ASSIGNMENT: Below are some records; find each line that carries the word "number" and copy it.

EXTRACTED INFORMATION:
-- Opening Marker --

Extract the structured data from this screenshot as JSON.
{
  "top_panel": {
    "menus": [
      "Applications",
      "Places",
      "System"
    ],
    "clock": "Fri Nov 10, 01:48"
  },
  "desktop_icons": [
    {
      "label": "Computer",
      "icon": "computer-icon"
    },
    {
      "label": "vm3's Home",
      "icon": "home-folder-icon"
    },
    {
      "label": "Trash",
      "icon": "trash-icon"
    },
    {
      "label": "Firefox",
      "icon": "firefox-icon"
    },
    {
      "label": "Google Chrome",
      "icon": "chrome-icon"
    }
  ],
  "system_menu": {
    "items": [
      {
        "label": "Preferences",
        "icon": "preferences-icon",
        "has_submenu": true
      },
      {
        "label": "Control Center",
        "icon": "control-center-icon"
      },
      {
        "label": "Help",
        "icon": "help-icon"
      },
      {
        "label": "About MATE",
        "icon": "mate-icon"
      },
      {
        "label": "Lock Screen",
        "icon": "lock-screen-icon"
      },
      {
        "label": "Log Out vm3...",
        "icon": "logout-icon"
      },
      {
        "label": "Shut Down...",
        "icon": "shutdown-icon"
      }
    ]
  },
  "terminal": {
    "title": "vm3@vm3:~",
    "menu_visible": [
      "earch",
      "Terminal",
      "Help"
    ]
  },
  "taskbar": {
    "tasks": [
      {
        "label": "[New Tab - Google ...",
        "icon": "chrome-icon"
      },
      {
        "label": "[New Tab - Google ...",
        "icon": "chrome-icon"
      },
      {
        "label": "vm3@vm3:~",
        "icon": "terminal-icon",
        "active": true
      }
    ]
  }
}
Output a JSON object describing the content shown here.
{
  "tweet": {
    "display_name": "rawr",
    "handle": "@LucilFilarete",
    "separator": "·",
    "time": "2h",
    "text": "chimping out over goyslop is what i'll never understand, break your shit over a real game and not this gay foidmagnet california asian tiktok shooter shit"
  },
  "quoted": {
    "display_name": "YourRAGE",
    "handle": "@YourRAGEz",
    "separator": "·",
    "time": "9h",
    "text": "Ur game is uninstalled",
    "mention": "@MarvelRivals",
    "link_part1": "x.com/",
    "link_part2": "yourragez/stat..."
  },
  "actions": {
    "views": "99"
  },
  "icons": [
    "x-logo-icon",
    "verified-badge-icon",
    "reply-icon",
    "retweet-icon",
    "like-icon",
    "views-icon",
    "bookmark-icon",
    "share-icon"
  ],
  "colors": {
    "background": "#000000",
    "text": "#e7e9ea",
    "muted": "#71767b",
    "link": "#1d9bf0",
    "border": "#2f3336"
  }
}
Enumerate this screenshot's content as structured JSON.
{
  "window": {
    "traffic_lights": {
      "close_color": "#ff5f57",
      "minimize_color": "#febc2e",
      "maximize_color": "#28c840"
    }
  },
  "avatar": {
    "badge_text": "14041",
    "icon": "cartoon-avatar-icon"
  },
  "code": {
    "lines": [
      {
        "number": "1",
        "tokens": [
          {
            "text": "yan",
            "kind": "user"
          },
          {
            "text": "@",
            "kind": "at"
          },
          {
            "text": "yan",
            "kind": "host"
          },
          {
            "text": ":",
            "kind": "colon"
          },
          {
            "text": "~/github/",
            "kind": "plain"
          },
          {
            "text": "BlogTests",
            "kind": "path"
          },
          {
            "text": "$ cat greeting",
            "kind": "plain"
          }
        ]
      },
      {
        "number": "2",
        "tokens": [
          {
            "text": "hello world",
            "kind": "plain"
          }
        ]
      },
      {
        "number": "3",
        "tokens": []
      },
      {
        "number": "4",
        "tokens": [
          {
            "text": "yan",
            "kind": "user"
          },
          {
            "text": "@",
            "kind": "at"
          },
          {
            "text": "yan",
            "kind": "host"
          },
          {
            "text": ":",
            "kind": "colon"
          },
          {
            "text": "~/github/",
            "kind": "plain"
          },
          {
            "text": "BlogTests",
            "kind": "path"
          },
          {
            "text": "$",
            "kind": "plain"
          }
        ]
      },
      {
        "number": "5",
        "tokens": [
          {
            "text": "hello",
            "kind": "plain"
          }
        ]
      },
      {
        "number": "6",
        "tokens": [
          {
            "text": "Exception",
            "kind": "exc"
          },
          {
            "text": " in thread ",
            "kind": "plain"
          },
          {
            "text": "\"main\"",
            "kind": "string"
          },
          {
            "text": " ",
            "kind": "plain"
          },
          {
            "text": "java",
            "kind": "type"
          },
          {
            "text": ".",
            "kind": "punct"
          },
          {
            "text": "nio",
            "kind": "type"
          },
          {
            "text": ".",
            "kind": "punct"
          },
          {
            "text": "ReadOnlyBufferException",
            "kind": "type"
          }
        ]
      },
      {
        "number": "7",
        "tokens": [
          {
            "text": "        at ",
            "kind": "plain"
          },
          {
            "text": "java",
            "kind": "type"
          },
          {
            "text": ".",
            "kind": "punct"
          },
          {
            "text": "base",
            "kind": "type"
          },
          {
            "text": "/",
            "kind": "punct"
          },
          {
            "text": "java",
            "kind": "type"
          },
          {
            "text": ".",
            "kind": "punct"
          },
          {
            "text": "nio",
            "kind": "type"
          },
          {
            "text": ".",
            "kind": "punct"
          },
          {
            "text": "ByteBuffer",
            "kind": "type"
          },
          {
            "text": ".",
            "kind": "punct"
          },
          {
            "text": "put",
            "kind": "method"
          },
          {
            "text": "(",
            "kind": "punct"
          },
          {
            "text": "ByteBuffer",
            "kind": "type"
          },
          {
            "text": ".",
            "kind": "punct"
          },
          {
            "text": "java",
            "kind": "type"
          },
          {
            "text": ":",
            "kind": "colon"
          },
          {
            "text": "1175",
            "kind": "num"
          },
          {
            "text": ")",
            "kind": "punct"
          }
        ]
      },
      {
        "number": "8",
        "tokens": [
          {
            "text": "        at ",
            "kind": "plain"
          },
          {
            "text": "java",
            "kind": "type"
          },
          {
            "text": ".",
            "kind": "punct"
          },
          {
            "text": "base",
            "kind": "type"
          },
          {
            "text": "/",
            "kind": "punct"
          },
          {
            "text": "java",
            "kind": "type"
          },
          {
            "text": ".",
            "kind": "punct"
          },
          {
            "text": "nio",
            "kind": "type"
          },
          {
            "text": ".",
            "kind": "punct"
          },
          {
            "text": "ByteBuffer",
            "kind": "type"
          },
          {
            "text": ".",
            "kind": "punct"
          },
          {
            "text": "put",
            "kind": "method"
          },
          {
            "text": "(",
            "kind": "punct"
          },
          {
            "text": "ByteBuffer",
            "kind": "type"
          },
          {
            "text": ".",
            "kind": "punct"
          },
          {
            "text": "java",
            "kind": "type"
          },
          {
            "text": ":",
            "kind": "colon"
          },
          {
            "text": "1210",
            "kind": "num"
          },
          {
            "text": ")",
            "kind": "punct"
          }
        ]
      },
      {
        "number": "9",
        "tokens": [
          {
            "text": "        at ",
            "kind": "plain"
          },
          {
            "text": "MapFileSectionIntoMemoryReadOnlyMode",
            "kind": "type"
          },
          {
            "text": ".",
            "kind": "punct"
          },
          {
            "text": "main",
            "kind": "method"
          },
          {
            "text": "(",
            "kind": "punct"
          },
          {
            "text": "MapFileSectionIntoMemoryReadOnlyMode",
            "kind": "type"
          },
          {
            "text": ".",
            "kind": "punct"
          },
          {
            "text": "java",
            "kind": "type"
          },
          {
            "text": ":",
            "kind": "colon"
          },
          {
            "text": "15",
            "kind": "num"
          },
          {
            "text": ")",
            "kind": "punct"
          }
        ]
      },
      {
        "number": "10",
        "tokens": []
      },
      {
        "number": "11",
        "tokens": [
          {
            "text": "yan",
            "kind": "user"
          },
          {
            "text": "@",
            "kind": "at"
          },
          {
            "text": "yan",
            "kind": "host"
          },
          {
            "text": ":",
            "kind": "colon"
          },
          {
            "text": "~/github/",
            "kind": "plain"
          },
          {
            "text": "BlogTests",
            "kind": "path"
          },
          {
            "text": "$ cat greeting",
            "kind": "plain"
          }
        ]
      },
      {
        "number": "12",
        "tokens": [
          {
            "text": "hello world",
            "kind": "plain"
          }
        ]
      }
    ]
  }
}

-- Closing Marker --

RESPONSE BELOW:
        "number": "1",
        "number": "2",
        "number": "3",
        "number": "4",
        "number": "5",
        "number": "6",
        "number": "7",
        "number": "8",
        "number": "9",
        "number": "10",
        "number": "11",
        "number": "12",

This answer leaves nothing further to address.